**ASSIGNED TASK**
Only the lines from the one containing "Give me the" through the end of the data below should be copied, each exactly as written and with both ends kept.

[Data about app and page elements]
+===+

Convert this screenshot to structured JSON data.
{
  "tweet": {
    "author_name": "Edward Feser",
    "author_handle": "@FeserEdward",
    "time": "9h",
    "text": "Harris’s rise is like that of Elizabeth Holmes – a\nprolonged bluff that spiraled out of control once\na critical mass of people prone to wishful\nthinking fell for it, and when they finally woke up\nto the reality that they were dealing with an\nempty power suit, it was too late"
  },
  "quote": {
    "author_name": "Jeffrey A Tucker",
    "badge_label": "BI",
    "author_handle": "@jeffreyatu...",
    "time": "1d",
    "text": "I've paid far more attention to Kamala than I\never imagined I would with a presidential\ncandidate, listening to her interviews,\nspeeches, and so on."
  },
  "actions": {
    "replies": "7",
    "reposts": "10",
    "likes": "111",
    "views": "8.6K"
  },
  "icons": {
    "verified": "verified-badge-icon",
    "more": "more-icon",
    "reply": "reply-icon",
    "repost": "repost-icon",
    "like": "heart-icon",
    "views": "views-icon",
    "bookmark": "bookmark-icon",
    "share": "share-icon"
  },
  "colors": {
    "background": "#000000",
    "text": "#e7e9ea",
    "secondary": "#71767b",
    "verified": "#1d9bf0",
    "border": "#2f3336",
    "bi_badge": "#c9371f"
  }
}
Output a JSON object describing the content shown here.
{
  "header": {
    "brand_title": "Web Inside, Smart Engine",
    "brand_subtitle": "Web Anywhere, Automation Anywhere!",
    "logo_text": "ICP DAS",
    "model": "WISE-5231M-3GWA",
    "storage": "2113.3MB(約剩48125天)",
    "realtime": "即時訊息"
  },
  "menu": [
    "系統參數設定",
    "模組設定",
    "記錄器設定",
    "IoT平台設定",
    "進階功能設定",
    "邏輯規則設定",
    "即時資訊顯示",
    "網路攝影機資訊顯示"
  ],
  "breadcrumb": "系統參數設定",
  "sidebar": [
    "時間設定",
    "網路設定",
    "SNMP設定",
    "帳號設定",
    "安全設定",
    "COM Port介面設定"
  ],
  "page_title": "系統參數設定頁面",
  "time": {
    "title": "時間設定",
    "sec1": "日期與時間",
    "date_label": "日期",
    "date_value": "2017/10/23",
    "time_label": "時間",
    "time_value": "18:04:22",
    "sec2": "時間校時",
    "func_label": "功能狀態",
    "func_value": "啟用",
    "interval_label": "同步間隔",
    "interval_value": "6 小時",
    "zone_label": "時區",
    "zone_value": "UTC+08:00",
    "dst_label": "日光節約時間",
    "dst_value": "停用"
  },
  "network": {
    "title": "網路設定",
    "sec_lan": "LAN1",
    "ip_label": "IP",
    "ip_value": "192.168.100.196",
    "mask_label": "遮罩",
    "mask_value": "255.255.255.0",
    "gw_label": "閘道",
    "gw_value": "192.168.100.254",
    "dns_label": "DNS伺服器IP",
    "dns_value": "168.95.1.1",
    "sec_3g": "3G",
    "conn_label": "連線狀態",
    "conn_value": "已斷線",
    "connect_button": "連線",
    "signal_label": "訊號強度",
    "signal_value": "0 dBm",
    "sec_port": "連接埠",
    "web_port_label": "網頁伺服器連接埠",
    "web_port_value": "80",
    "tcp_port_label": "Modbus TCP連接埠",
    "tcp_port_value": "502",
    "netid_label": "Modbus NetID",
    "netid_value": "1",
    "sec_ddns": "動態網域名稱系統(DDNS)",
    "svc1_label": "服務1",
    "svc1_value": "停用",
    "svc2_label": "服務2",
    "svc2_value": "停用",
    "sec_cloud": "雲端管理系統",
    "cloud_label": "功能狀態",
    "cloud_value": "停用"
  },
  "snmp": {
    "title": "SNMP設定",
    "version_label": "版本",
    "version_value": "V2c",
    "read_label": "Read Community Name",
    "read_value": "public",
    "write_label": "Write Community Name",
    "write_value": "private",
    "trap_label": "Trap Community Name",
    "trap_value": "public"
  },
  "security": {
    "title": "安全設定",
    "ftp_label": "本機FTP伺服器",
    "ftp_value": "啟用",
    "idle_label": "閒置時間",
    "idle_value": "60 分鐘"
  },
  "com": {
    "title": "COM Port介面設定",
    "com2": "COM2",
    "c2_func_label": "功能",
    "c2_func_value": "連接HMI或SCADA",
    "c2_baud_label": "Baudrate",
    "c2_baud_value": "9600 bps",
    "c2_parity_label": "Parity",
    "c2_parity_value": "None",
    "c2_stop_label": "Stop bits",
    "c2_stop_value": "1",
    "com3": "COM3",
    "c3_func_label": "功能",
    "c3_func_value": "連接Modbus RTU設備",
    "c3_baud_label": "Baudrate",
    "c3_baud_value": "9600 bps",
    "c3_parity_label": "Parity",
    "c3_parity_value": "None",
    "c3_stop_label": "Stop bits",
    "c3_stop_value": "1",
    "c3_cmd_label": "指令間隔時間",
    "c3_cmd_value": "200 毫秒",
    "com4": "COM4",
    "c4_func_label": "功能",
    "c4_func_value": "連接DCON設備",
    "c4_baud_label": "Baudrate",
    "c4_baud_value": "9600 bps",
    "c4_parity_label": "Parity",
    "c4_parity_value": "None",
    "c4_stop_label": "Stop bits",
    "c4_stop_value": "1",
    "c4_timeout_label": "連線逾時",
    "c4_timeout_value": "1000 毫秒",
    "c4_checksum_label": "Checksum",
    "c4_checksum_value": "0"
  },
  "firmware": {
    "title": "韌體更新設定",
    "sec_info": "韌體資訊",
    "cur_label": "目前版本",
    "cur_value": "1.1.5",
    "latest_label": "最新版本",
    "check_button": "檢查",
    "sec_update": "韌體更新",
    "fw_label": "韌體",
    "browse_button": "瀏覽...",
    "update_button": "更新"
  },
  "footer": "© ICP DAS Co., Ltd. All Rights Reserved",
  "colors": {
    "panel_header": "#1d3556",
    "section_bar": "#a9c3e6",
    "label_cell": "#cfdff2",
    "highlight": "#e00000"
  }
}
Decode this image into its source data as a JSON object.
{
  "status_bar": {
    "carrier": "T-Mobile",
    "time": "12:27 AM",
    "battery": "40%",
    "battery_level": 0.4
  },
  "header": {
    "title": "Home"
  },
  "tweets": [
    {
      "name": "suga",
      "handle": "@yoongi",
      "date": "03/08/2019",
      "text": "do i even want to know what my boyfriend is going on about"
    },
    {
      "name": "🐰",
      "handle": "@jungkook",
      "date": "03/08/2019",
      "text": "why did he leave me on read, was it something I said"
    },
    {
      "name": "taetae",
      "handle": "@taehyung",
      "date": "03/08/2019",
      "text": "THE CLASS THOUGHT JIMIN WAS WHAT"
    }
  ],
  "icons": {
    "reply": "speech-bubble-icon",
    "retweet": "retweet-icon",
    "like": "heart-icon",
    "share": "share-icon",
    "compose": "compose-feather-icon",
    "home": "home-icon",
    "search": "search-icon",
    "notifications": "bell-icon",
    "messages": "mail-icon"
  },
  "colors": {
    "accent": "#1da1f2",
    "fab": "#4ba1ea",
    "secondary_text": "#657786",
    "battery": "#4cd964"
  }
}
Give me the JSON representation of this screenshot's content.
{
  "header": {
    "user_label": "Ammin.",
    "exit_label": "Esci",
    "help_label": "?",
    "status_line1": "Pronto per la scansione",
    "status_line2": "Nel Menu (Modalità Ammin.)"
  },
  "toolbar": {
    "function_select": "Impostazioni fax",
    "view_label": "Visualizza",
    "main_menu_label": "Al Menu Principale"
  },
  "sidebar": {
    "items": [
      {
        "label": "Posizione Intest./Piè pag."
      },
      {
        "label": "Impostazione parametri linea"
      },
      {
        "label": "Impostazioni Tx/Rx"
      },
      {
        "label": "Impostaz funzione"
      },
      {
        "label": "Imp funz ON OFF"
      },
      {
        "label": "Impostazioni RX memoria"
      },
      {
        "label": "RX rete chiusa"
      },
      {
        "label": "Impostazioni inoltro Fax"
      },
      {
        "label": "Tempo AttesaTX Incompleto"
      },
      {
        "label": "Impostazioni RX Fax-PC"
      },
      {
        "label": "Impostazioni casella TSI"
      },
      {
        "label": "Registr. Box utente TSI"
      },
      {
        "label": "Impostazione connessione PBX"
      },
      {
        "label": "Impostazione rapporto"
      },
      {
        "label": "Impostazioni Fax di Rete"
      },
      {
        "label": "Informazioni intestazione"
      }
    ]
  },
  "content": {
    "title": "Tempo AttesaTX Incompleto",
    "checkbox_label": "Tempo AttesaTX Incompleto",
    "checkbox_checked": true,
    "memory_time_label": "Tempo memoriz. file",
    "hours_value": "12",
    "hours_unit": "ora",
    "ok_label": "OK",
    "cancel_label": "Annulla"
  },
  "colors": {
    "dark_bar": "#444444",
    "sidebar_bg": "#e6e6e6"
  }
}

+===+

**RESPONSE TO THIS TASK**
Give me the JSON representation of this screenshot's content.
{
  "header": {
    "user_label": "Ammin.",
    "exit_label": "Esci",
    "help_label": "?",
    "status_line1": "Pronto per la scansione",
    "status_line2": "Nel Menu (Modalità Ammin.)"
  },
  "toolbar": {
    "function_select": "Impostazioni fax",
    "view_label": "Visualizza",
    "main_menu_label": "Al Menu Principale"
  },
  "sidebar": {
    "items": [
      {
        "label": "Posizione Intest./Piè pag."
      },
      {
        "label": "Impostazione parametri linea"
      },
      {
        "label": "Impostazioni Tx/Rx"
      },
      {
        "label": "Impostaz funzione"
      },
      {
        "label": "Imp funz ON OFF"
      },
      {
        "label": "Impostazioni RX memoria"
      },
      {
        "label": "RX rete chiusa"
      },
      {
        "label": "Impostazioni inoltro Fax"
      },
      {
        "label": "Tempo AttesaTX Incompleto"
      },
      {
        "label": "Impostazioni RX Fax-PC"
      },
      {
        "label": "Impostazioni casella TSI"
      },
      {
        "label": "Registr. Box utente TSI"
      },
      {
        "label": "Impostazione connessione PBX"
      },
      {
        "label": "Impostazione rapporto"
      },
      {
        "label": "Impostazioni Fax di Rete"
      },
      {
        "label": "Informazioni intestazione"
      }
    ]
  },
  "content": {
    "title": "Tempo AttesaTX Incompleto",
    "checkbox_label": "Tempo AttesaTX Incompleto",
    "checkbox_checked": true,
    "memory_time_label": "Tempo memoriz. file",
    "hours_value": "12",
    "hours_unit": "ora",
    "ok_label": "OK",
    "cancel_label": "Annulla"
  },
  "colors": {
    "dark_bar": "#444444",
    "sidebar_bg": "#e6e6e6"
  }
}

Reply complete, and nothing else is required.